Roof construction is a vital component of any building project, serving to protect the interior of a home or business while shielding away the harmful elements of Mother Nature. Heavy rain, high winds, snow, sleet, hail and even extreme heat or cold can all cause wear and tear on any roofing element despite the material selected for use. Shingle type or another manufactured component utilized for roofing purposes all have varying degrees of sustainability and durability but one component remains essential for the necessary everyday protection of your property. Regardless of which roofing style you decide to incorporate or inherit, flashing installed around various areas needs to be given special attention to protect your investment.
While a roof’s age, color, slope material and style are all areas of focus when designing or deciding on the purchase of a particular property - the flashing also warrants special consideration. Designed and used to prevent water penetration into a structure, thin pieces of material are installed around corresponding edges and transitions in an effort to protect and weather guard all roof structures. These flashing installations can be composed of a variety of metals - lead, copper, stainless steel, aluminum and many more.
Not every roof will require each of the specific types of flashing but all do need some form at one point. Following is a list and description of the various flashing installations which are incorporated into various roof designs and implemented to extend the longevity of a building or residence. These different components may be mixed and matched depending on the design requirements but at least one will be found on nearly every man-made modern structure found today.
The addition of a skylight into a roof can often serve many useful and beneficial purposes. Not only will the new “window” provide daylight into a room but it can also serve to be an energy efficient addition if correctly utilized and located precisely where needed on the roof. Proper venting, if needed and chosen in the design process, and installation of a skylight can allow for a home to cut down on the use of electricity for heating and lighting purposes as both should be generated from a skylight. While cooling can be an issue, many modern improvements have been made in an effort to make the skylights more eco-friendly and beneficial to those that use them.
The design of windows, doors, and skylights
all come in various shapes and sizes but each must utilize its flashing in order to prevent unwanted leaks. One of the most common complaints surrounding the use of skylights involves water penetration into the home or office due to a hole being cut into the roof structure for installation.
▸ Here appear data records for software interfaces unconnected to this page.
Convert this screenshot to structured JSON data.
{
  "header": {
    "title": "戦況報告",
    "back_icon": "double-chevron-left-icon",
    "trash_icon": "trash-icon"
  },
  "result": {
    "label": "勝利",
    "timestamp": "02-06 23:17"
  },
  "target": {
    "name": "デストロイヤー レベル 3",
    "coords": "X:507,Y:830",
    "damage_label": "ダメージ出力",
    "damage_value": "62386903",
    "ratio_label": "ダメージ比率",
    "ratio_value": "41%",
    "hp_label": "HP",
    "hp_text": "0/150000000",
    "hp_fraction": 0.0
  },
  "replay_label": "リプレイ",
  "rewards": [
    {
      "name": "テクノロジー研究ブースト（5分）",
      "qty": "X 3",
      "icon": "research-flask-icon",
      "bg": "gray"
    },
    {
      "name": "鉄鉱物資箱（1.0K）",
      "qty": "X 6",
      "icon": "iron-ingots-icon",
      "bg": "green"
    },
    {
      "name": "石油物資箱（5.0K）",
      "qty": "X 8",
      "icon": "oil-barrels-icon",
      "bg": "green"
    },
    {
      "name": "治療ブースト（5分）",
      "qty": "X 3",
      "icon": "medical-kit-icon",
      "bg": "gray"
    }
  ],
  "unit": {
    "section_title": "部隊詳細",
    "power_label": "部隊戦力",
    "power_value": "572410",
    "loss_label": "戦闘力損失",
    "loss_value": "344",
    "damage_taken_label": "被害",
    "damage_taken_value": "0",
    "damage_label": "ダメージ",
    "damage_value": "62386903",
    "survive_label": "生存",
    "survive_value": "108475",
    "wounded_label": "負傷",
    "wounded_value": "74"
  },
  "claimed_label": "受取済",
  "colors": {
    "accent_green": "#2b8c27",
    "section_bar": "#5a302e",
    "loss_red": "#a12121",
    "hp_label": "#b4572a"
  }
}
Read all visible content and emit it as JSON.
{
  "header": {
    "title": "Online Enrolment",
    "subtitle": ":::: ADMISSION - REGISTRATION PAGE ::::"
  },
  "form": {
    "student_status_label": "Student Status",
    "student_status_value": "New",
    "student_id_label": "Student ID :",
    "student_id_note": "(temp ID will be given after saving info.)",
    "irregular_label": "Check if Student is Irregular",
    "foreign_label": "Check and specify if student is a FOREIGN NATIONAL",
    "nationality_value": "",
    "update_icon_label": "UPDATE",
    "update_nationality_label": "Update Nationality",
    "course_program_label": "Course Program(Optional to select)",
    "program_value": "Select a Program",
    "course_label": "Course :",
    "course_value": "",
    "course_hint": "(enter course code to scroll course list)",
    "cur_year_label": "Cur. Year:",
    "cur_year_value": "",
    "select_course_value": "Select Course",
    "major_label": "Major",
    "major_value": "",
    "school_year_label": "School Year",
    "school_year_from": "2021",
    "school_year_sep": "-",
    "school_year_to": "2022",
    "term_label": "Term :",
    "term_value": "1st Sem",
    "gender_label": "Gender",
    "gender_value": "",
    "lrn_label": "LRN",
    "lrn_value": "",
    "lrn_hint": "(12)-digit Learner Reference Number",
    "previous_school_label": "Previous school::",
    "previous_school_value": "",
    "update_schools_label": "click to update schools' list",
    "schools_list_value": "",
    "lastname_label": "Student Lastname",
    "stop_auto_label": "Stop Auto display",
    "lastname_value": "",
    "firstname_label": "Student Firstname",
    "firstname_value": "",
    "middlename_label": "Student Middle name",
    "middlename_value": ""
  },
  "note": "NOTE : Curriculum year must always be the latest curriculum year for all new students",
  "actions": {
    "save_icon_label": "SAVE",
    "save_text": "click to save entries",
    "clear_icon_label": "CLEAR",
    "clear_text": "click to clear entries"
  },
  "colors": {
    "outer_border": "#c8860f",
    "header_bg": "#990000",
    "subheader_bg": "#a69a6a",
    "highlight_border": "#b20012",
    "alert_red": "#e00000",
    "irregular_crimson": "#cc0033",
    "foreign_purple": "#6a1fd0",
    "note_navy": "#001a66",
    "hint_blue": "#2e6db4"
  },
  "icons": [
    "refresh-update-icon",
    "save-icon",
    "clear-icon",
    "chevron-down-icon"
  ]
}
are often the result of improperly installed flashing or material that has aged, corroded or been damaged. However, skylights can serve to benefit owners with properly installed flashing and other measures made to prevent the occurence of water falling through the cracks and into a building instead of remaining outside.
Chimney Flashings/Counter Flashings
Another common component found on a lot of buildings is a chimney coming up out of the roof. Like skylights, this chimney is essentially another hole cut through the structure’s roof surface but used in order to let smoke exit the premises from a fireplace below, instead of light into a building. The opening then requires flashing at the created joints to keep moisture out and from penetrating down the chimney sides into the unit.
Chimney flashing is installed at the base of the chimney where it comes into contact with the roof structure and is often angled to connect both with the roofing and chimney materials. This elevated material then allows for water to remain on the roof surface and not penetrate into the home through an uncovered joint.
Counter flashing is visible from the outside and uncovered but is often the only option when wanting to keep water out around a chimney - a necessity. The angled pieces often slope with the chimney and are joined to both the roof and chimney material helping to create a special barrier for weather protection.
The headwall flashing is installed where a sloped roof meets any wall. Unlike the previous two types of flashing, headwall flashing typically spans a greater length although it serves the same purpose. Another joint compound provides an opportunity for water damage and leakage into a structure, but utilization of flashing helps to protect from this occurring.
Headwall flashings will be utilized and often visible where the wall meets but are one of the most essential elements for increased protection and found on nearly every structure.
Unlike headwall flashings, sidewall flashings are used where the roof meets another elevated surface. These would be necessary in instances of dormers or a portico where the entrance area is roofed with a its own separate part.
While the name may have changed, both the purpose and often installation procedures for each - side and head - remain the same. Typically, these pieces are connected to the structure and lay over the roof instead of being nailed or attached to the roof directly. This prevents any puncture to the roof surface while allowing the molded metal to form a barrier with installation to the sidewall of a structure.
Backed by decades of experience, Arvada Roofing and Construction
has been providing quality roof construction and repair throughout the Denver area for nearly 20 years. If you find yourself in need of a professional review and analysis of the current state for your roof, including an analysis of the different types of flashing utilized and age or wear, we are here to help. Equipped with an amazing staff to handle any roofing job, no matter the size, our company will work to ensure you are pleased with both the design choice and end result of any roofing related project. Providing roofing services of all types in addition to siding and seamless gutters, we are ready to assist. Contact us
today online or call 303-432-2753 for your free estimate!